"Beautifully written and deliciously complex, A Dark and Hollow Star is utterly engrossing. The magic is bloody, the humor sharp, and the murder mystery drenched in violence and intrigue. Like a fallen Fury set on vengeance, I couldn’t get enough."
– Nicki Pau Preto, author of the Crown of Feathers series
When the leaders of the magical community turn their backs on a spreading series of murders, dark magic and intrigue draw four young rebels together in this modern fantasy.
Eight Fae Courts rule the Mortal Realm of magic, but, despite their supposed peace with one another, prejudice runs rampant against anyone who isn’t sidhe, particularly the ironborn whose red blood signifies human parentage. When the Courts dismiss a string of unsolved ironborn murders, four unlikely allies join forces to investigate. Chapters primarily rotate among the perspectives of Nausicaä, an exiled Fury with blond hair and suntanned skin who wields a katana; Vehan, a blue-eyed, golden-skinned prince of the Seelie Court of Summer; Aurelian, the prince’s lesidhe retainer and childhood best friend, who has light tan skin; and Arlo, a white-skinned ironborn girl who is related to the High King. The plot offers high stakes, simmering romantic tension, political drama, refreshingly casual representation of queer and transgender characters, and an intriguing magic system that draws inspiration from Dungeons & Dragons. However, the story suffers from consistent, frequent reinforcement of skinny and muscular bodies as most beautiful, with descriptions that quickly grow tiresome.

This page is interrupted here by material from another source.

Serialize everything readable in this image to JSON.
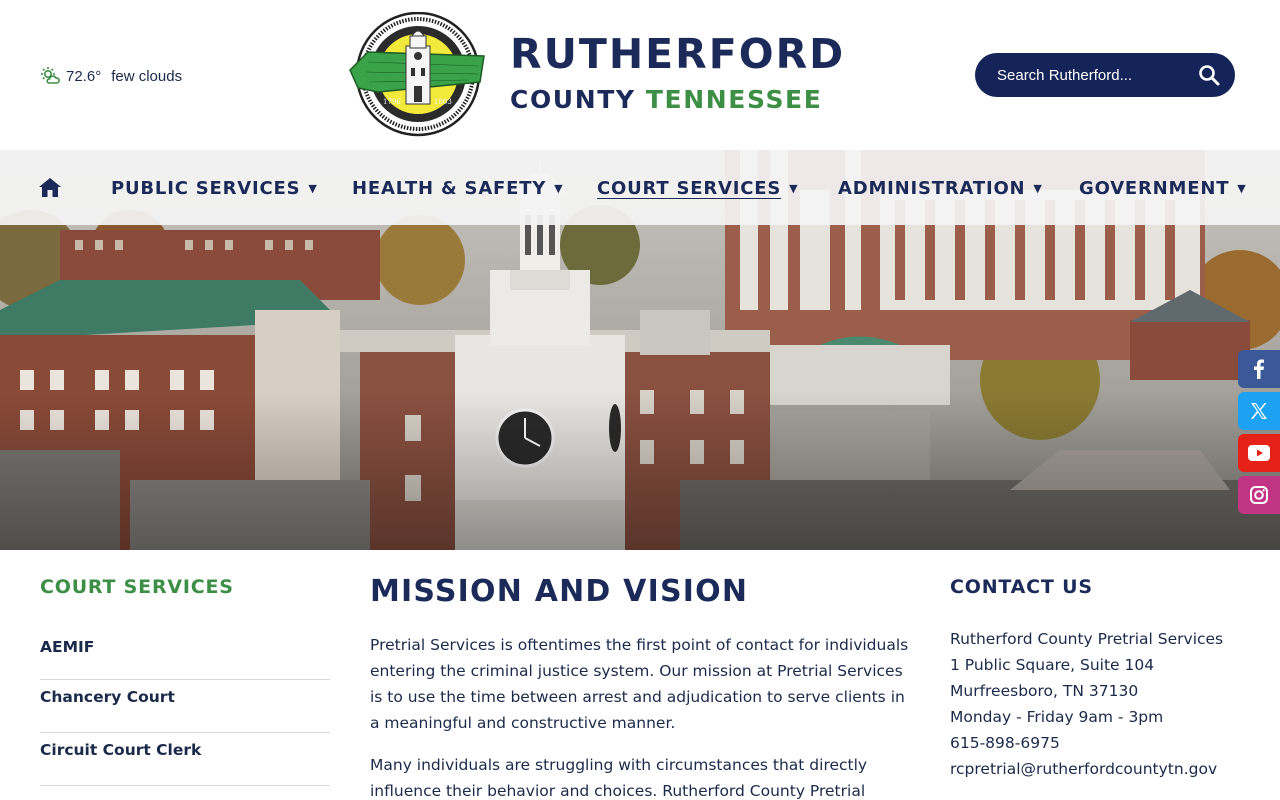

A gripping flight into fantasy that is heavy-handed in its presentation of conventional beauty standards.
– Kirkus Reviews, December 15, 2020
When someone starts slaying human-fae hybrids (dubbed “ironborn” for their blood’s composition), Toronto teen Arlo Jarsdel knows she should lie low. Though her mother is fae, her father is mortal, and she has yet to mature into any powers she could use to defend herself. The Fae Courts’ High King blames the crimes on reckless former Fury and known murderer Nausicaä Kraken—a theory Arlo endorses until Nausicaä saves her life. Against her better judgment (and despite being grounded), Arlo teams up with Nausicaä to catch the real culprit. Aiding their investigation are Nevada teen Vehan Lysterne—a fae prince who believes the attacks are part of a larger plot—and his steward, fellow fae Aurelian Bessel. Sparks fly between Arlo and Nausicaä, while unrequited love complicates Vehan and Aurelian’s already thorny relationship. First in a planned duology, Shuttleworth’s queer urban fantasy debut combines figures from Greek myth and European folklore with elements of tabletop RPGs. If the story feels overstuffed, with villains who all but twirl their mustaches, Shuttleworth sensitively tackles the plot’s darker elements, including trauma and suicidal ideation, tempering them with tenderness and wry wit. A kaleidoscopic narrative adds depth and drive. Ages 14–up. Agent: Mandy Hubbard, Emerald City Literary. (Feb.)
– Publishers WEekly, January 4, 2021